September 4, 2012 - A federal district court judge in California has ruled that Travelers Casualty and Surety Co. must cover employee reimbursement claims under its employment practices liability insurance (EPLI) policy as covered “Loss.” Classic Distributing and Beverage Group Inc. v. Travelers Casualty and Surety Company of America, 2:11-cv-07075, August 30, 2012.
Granting partial summary judgment to Classic Distributing and Beverage Group Inc., U.S. District Judge Gary Allen Feess in California's Central District also ruled that Classic was entitled to independent counsel in defense of the underlying claim, since counsel appointed by Travelers had the ability to steer coverage away from potentially covered claims.
Ruling that Classic was entitled to a defense against all claims in the underlying suit, and to indemnity for some of those claims, Judge Feess also denied Travelers' motion for summary judgment, dismissing Classic's claim that Travelers acted in bad faith in denying coverage.
In the underlying suit, a former Classic employee filed a class action complaint in 2009 asserting that Classic failed to reimburse work-related expenses, violating California Labor Code Section 2802, and alleging unfair business practices, including unlawful deduction of incentive wages and failure to pay all wages upon termination, under various other code sections.

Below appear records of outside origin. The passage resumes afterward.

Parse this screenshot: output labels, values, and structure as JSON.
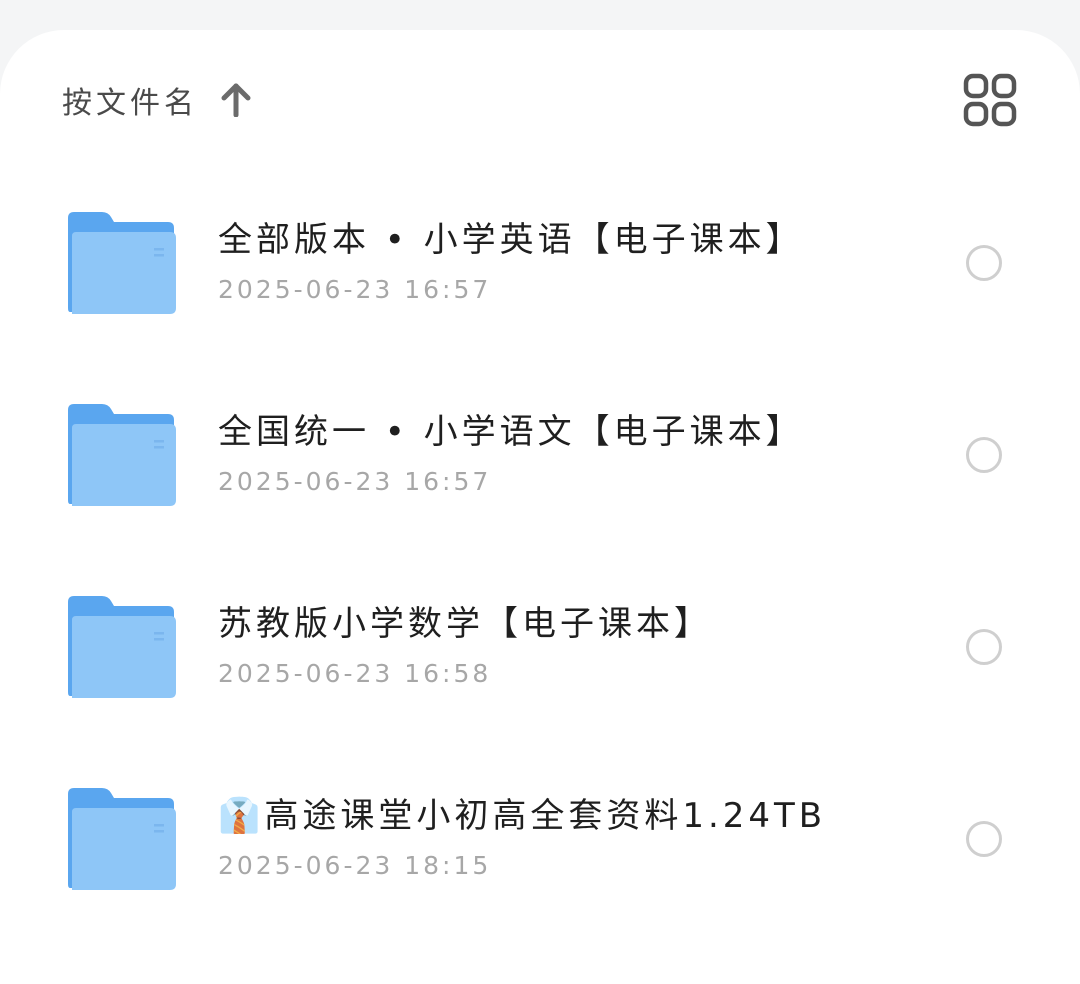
{
  "header": {
    "sort_label": "按文件名",
    "sort_arrow_icon": "arrow-up-icon",
    "view_toggle_icon": "grid-view-icon"
  },
  "colors": {
    "folder_back": "#5aa6ef",
    "folder_front": "#8ec6f7",
    "title_text": "#1f1f1f",
    "date_text": "#a7a7a7",
    "circle_border": "#cfcfcf"
  },
  "files": [
    {
      "name": "全部版本 • 小学英语【电子课本】",
      "date": "2025-06-23 16:57",
      "icon": "folder-icon"
    },
    {
      "name": "全国统一 • 小学语文【电子课本】",
      "date": "2025-06-23 16:57",
      "icon": "folder-icon"
    },
    {
      "name": "苏教版小学数学【电子课本】",
      "date": "2025-06-23 16:58",
      "icon": "folder-icon"
    },
    {
      "name": "👔高途课堂小初高全套资料1.24TB",
      "date": "2025-06-23 18:15",
      "icon": "folder-icon"
    }
  ]
}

The suit was amended in July 2010 to elaborate the alleged Labor Code violations. Classic settled the suit in 2011 for $225,000.
Travelers initially advised Classic that a duty to defend arose only for the Section 2802 claim, and that it was reserving rights to disclaim liability. Ultimately, Travelers claimed no duty to indemnify Classic for any of the claims, citing a wage and hour exclusion and claiming that the plaintiff sought restitution, not damages.

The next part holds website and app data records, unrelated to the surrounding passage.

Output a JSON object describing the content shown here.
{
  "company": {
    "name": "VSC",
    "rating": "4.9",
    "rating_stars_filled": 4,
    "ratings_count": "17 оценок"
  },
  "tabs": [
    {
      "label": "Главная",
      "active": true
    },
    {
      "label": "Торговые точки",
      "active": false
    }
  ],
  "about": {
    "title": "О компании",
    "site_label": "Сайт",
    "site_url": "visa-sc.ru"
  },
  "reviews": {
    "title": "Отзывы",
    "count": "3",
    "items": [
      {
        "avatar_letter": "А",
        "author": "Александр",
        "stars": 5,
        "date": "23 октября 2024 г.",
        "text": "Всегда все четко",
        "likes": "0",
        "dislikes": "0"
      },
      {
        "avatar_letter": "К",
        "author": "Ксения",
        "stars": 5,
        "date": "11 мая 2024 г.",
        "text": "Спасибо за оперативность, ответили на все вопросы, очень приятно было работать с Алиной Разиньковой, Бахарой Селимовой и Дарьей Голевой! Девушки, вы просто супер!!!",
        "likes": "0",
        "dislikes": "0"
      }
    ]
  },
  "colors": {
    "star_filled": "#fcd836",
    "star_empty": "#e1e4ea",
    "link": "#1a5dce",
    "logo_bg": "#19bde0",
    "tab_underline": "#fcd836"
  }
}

Judge Feess, however, disagreed. He found that "Travelers' characterization of awards under that section as 'restitution' sweeps too broadly, and would apply even to standard breach of contract actions."
With respect to Classic's demand for independent counsel, Judge Feess agreed with Classic that "Travelers had the ability not only to steer coverage away from potentially covered claims, namely those arising under Cal. Labor Code [Section] 2802, but also to steer any settlement toward awards that would be excluded under the Policy's definition of "Loss." Finally, addressing Traveler's motion to dismiss the bad faith claim, the judge held that Traveler's ground for coverage denial, "a seemingly stretched analogy to restitution," could not be found reasonable as a matter of law and would have to be tried in court.

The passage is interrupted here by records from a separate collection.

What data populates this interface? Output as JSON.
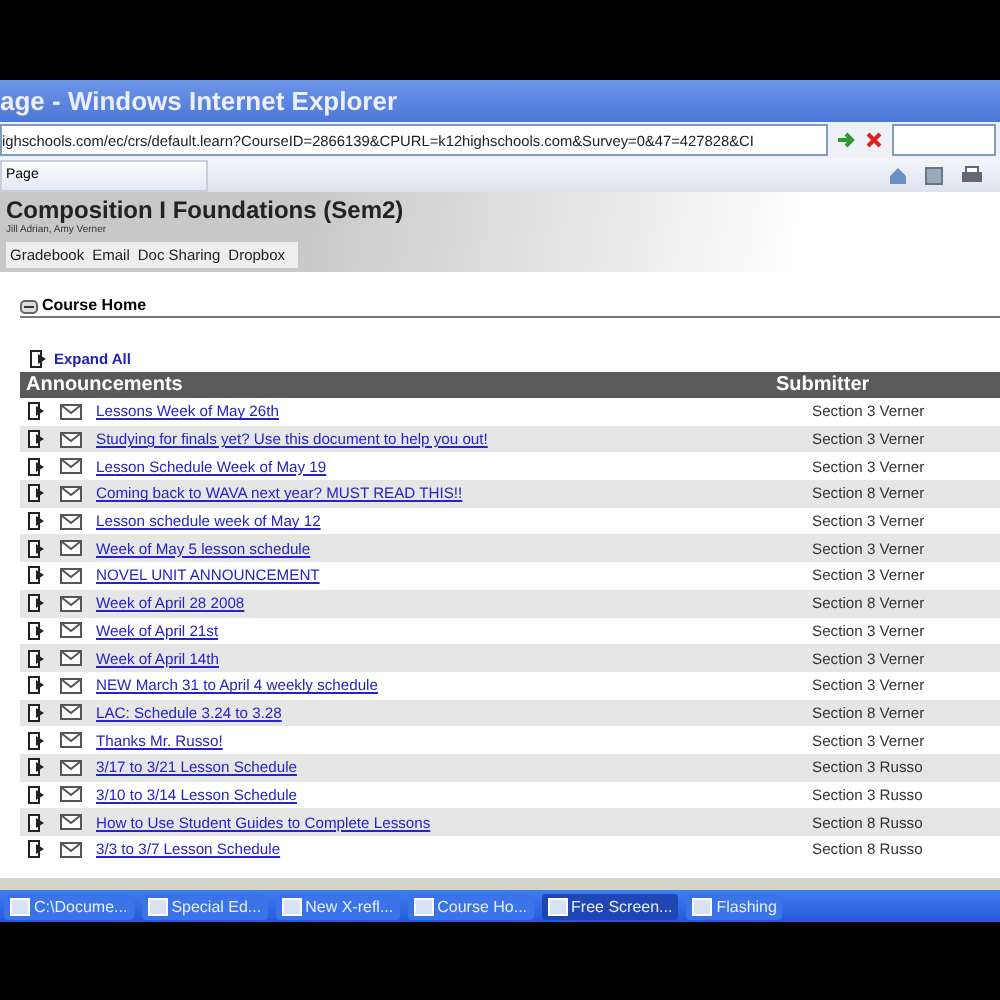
{
  "window": {
    "title": "age - Windows Internet Explorer"
  },
  "address_bar": {
    "value": "ighschools.com/ec/crs/default.learn?CourseID=2866139&CPURL=k12highschools.com&Survey=0&47=427828&CI"
  },
  "toolbar": {
    "page_menu": "Page"
  },
  "course": {
    "title": "Composition I Foundations (Sem2)",
    "instructors": "Jill Adrian, Amy Verner",
    "tabs": [
      "Gradebook",
      "Email",
      "Doc Sharing",
      "Dropbox"
    ]
  },
  "section": {
    "title": "Course Home",
    "expand_all": "Expand All"
  },
  "table": {
    "columns": [
      "Announcements",
      "Submitter"
    ],
    "rows": [
      {
        "title": "Lessons Week of May 26th",
        "submitter": "Section 3 Verner"
      },
      {
        "title": "Studying for finals yet? Use this document to help you out!",
        "submitter": "Section 3 Verner"
      },
      {
        "title": "Lesson Schedule Week of May 19",
        "submitter": "Section 3 Verner"
      },
      {
        "title": "Coming back to WAVA next year? MUST READ THIS!!",
        "submitter": "Section 8 Verner"
      },
      {
        "title": "Lesson schedule week of May 12",
        "submitter": "Section 3 Verner"
      },
      {
        "title": "Week of May 5 lesson schedule",
        "submitter": "Section 3 Verner"
      },
      {
        "title": "NOVEL UNIT ANNOUNCEMENT",
        "submitter": "Section 3 Verner"
      },
      {
        "title": "Week of April 28 2008",
        "submitter": "Section 8 Verner"
      },
      {
        "title": "Week of April 21st",
        "submitter": "Section 3 Verner"
      },
      {
        "title": "Week of April 14th",
        "submitter": "Section 3 Verner"
      },
      {
        "title": "NEW March 31 to April 4 weekly schedule",
        "submitter": "Section 3 Verner"
      },
      {
        "title": "LAC: Schedule 3.24 to 3.28",
        "submitter": "Section 8 Verner"
      },
      {
        "title": "Thanks Mr. Russo!",
        "submitter": "Section 3 Verner"
      },
      {
        "title": "3/17 to 3/21 Lesson Schedule",
        "submitter": "Section 3 Russo"
      },
      {
        "title": "3/10 to 3/14 Lesson Schedule",
        "submitter": "Section 3 Russo"
      },
      {
        "title": "How to Use Student Guides to Complete Lessons",
        "submitter": "Section 8 Russo"
      },
      {
        "title": "3/3 to 3/7 Lesson Schedule",
        "submitter": "Section 8 Russo"
      }
    ]
  },
  "taskbar": {
    "items": [
      {
        "label": "C:\\Docume...",
        "selected": false
      },
      {
        "label": "Special Ed...",
        "selected": false
      },
      {
        "label": "New X-refl...",
        "selected": false
      },
      {
        "label": "Course Ho...",
        "selected": false
      },
      {
        "label": "Free Screen...",
        "selected": true
      },
      {
        "label": "Flashing",
        "selected": false
      }
    ]
  }
}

David A. Shaneyfelt of Anderson Kill, counsel to Classic, commented, "This decision effectively invalidates Travelers' EPLI exclusion as to a common class of nettlesome class action employment claims under section 2802 of the California Labor Code. Equally important, it affirms the vital principle that a policyholder is entitled to independent counsel when the insurance company's reservation of rights gives defense counsel the ability to steer coverage away from covered claims."